(Page and application data records)
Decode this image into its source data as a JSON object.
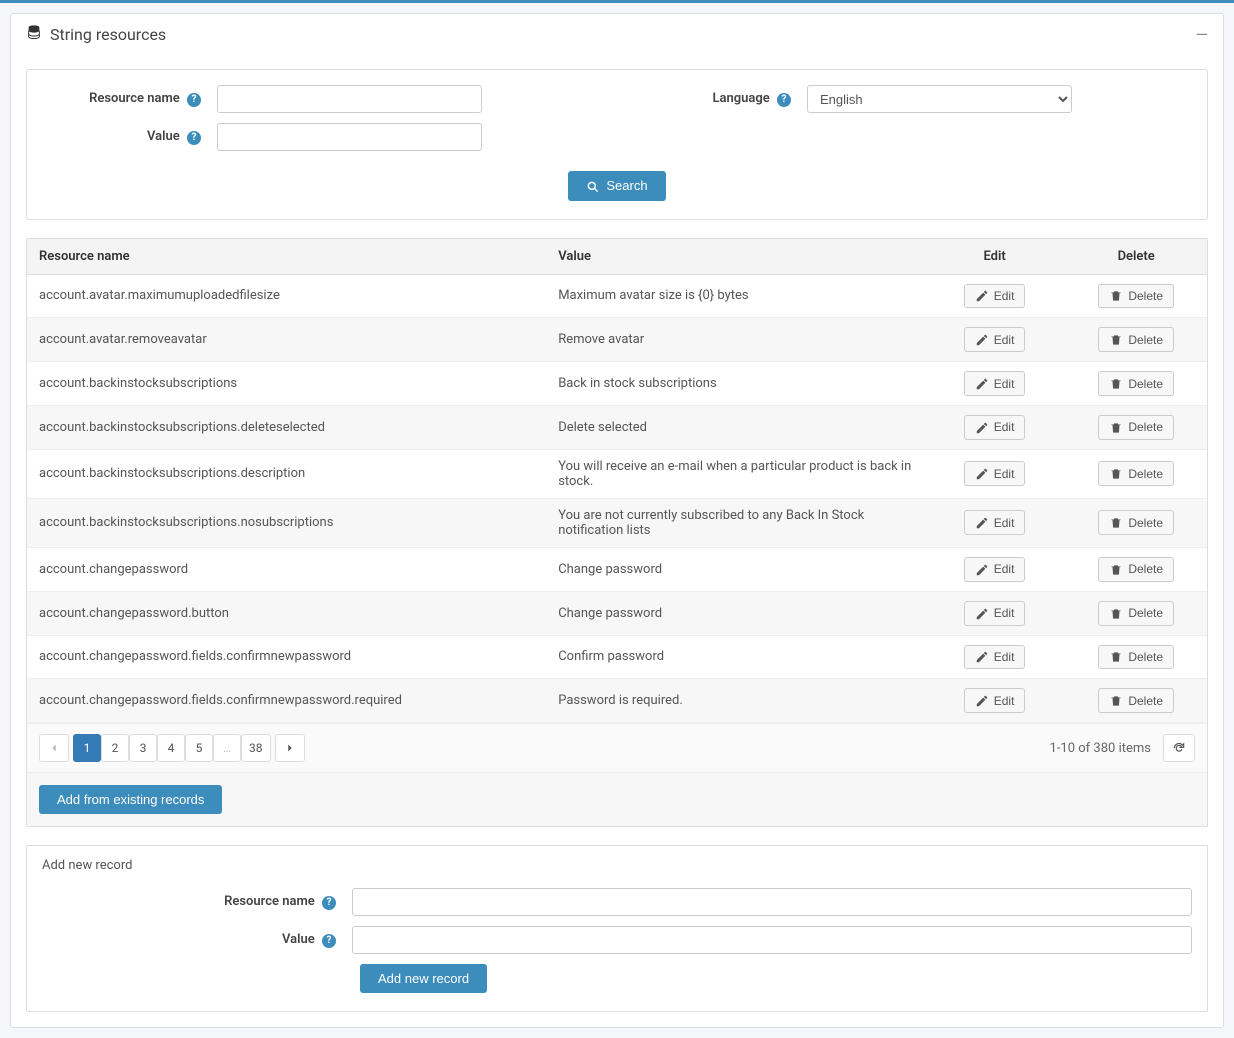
{
  "header": {
    "title": "String resources"
  },
  "search": {
    "resource_name_label": "Resource name",
    "value_label": "Value",
    "language_label": "Language",
    "language_selected": "English",
    "search_button": "Search"
  },
  "table": {
    "columns": {
      "resource_name": "Resource name",
      "value": "Value",
      "edit": "Edit",
      "delete": "Delete"
    },
    "edit_label": "Edit",
    "delete_label": "Delete",
    "rows": [
      {
        "name": "account.avatar.maximumuploadedfilesize",
        "value": "Maximum avatar size is {0} bytes"
      },
      {
        "name": "account.avatar.removeavatar",
        "value": "Remove avatar"
      },
      {
        "name": "account.backinstocksubscriptions",
        "value": "Back in stock subscriptions"
      },
      {
        "name": "account.backinstocksubscriptions.deleteselected",
        "value": "Delete selected"
      },
      {
        "name": "account.backinstocksubscriptions.description",
        "value": "You will receive an e-mail when a particular product is back in stock."
      },
      {
        "name": "account.backinstocksubscriptions.nosubscriptions",
        "value": "You are not currently subscribed to any Back In Stock notification lists"
      },
      {
        "name": "account.changepassword",
        "value": "Change password"
      },
      {
        "name": "account.changepassword.button",
        "value": "Change password"
      },
      {
        "name": "account.changepassword.fields.confirmnewpassword",
        "value": "Confirm password"
      },
      {
        "name": "account.changepassword.fields.confirmnewpassword.required",
        "value": "Password is required."
      }
    ],
    "pagination": {
      "pages": [
        "1",
        "2",
        "3",
        "4",
        "5",
        "…",
        "38"
      ],
      "active": "1",
      "summary": "1-10 of 380 items"
    },
    "add_existing_button": "Add from existing records"
  },
  "add_new": {
    "heading": "Add new record",
    "resource_name_label": "Resource name",
    "value_label": "Value",
    "submit_button": "Add new record"
  }
}
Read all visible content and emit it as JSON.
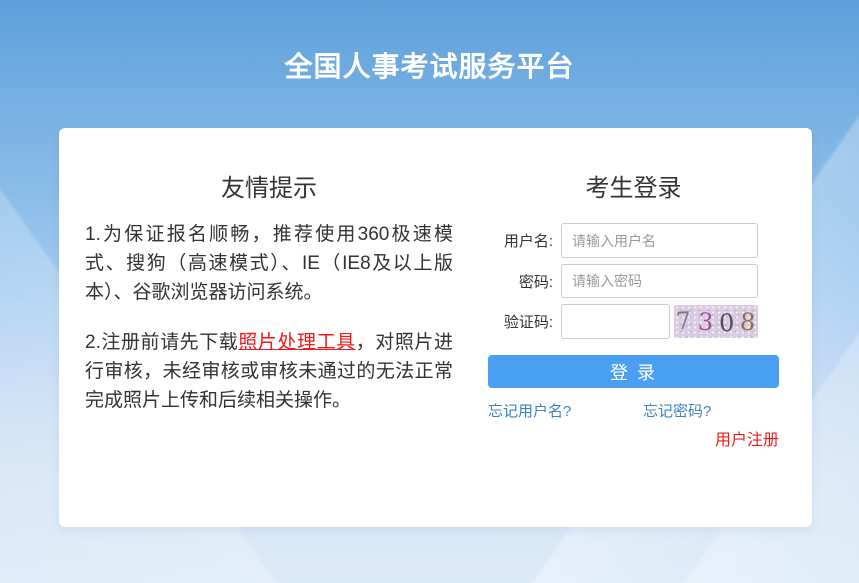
{
  "header": {
    "title": "全国人事考试服务平台"
  },
  "tips": {
    "heading": "友情提示",
    "para1": "1.为保证报名顺畅，推荐使用360极速模式、搜狗（高速模式）、IE（IE8及以上版本）、谷歌浏览器访问系统。",
    "para2_prefix": "2.注册前请先下载",
    "para2_link": "照片处理工具",
    "para2_suffix": "，对照片进行审核，未经审核或审核未通过的无法正常完成照片上传和后续相关操作。"
  },
  "login": {
    "heading": "考生登录",
    "username_label": "用户名:",
    "username_placeholder": "请输入用户名",
    "password_label": "密码:",
    "password_placeholder": "请输入密码",
    "captcha_label": "验证码:",
    "captcha_value": "7308",
    "captcha_digits": [
      {
        "char": "7",
        "color": "#7E7787"
      },
      {
        "char": "3",
        "color": "#A4509C"
      },
      {
        "char": "0",
        "color": "#524C59"
      },
      {
        "char": "8",
        "color": "#8E7147"
      }
    ],
    "login_button": "登 录",
    "forgot_username": "忘记用户名?",
    "forgot_password": "忘记密码?",
    "register": "用户注册"
  },
  "colors": {
    "accent": "#4A9FF0",
    "link": "#4082C4",
    "red": "#F01818",
    "captcha_background": "#D9CCE3"
  }
}
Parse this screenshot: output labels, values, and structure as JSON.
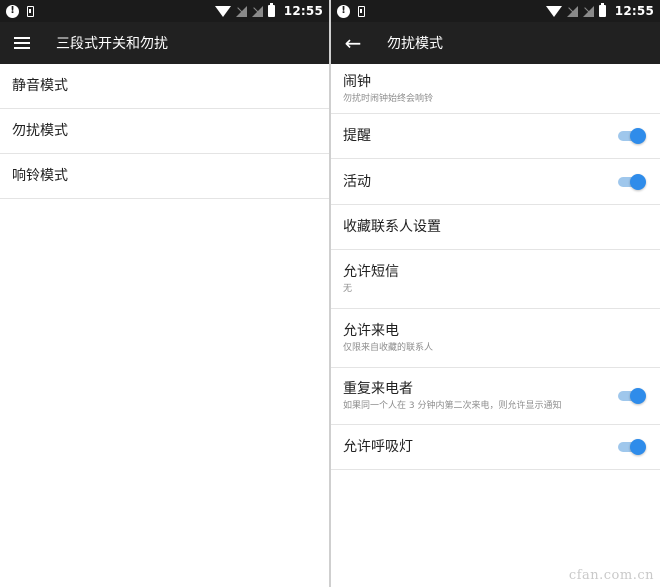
{
  "status_bar": {
    "time": "12:55",
    "alert_glyph": "!"
  },
  "left_screen": {
    "title": "三段式开关和勿扰",
    "nav_icon": "hamburger-menu-icon",
    "items": [
      {
        "label": "静音模式"
      },
      {
        "label": "勿扰模式"
      },
      {
        "label": "响铃模式"
      }
    ]
  },
  "right_screen": {
    "title": "勿扰模式",
    "nav_icon": "back-arrow-icon",
    "back_glyph": "←",
    "items": [
      {
        "title": "闹钟",
        "subtitle": "勿扰时闹钟始终会响铃",
        "toggle": null
      },
      {
        "title": "提醒",
        "subtitle": "",
        "toggle": true
      },
      {
        "title": "活动",
        "subtitle": "",
        "toggle": true
      },
      {
        "title": "收藏联系人设置",
        "subtitle": "",
        "toggle": null
      },
      {
        "title": "允许短信",
        "subtitle": "无",
        "toggle": null
      },
      {
        "title": "允许来电",
        "subtitle": "仅限来自收藏的联系人",
        "toggle": null
      },
      {
        "title": "重复来电者",
        "subtitle": "如果同一个人在 3 分钟内第二次来电，则允许显示通知",
        "toggle": true
      },
      {
        "title": "允许呼吸灯",
        "subtitle": "",
        "toggle": true
      }
    ]
  },
  "colors": {
    "toolbar": "#212121",
    "statusbar": "#1b1b1b",
    "accent": "#2f8cea",
    "accent_track": "#9fc7ec"
  },
  "watermark": "cfan.com.cn"
}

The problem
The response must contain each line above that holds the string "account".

The answer
        "name": "account.avatar.maximumuploadedfilesize",
        "name": "account.avatar.removeavatar",
        "name": "account.backinstocksubscriptions",
        "name": "account.backinstocksubscriptions.deleteselected",
        "name": "account.backinstocksubscriptions.description",
        "name": "account.backinstocksubscriptions.nosubscriptions",
        "name": "account.changepassword",
        "name": "account.changepassword.button",
        "name": "account.changepassword.fields.confirmnewpassword",
        "name": "account.changepassword.fields.confirmnewpassword.required",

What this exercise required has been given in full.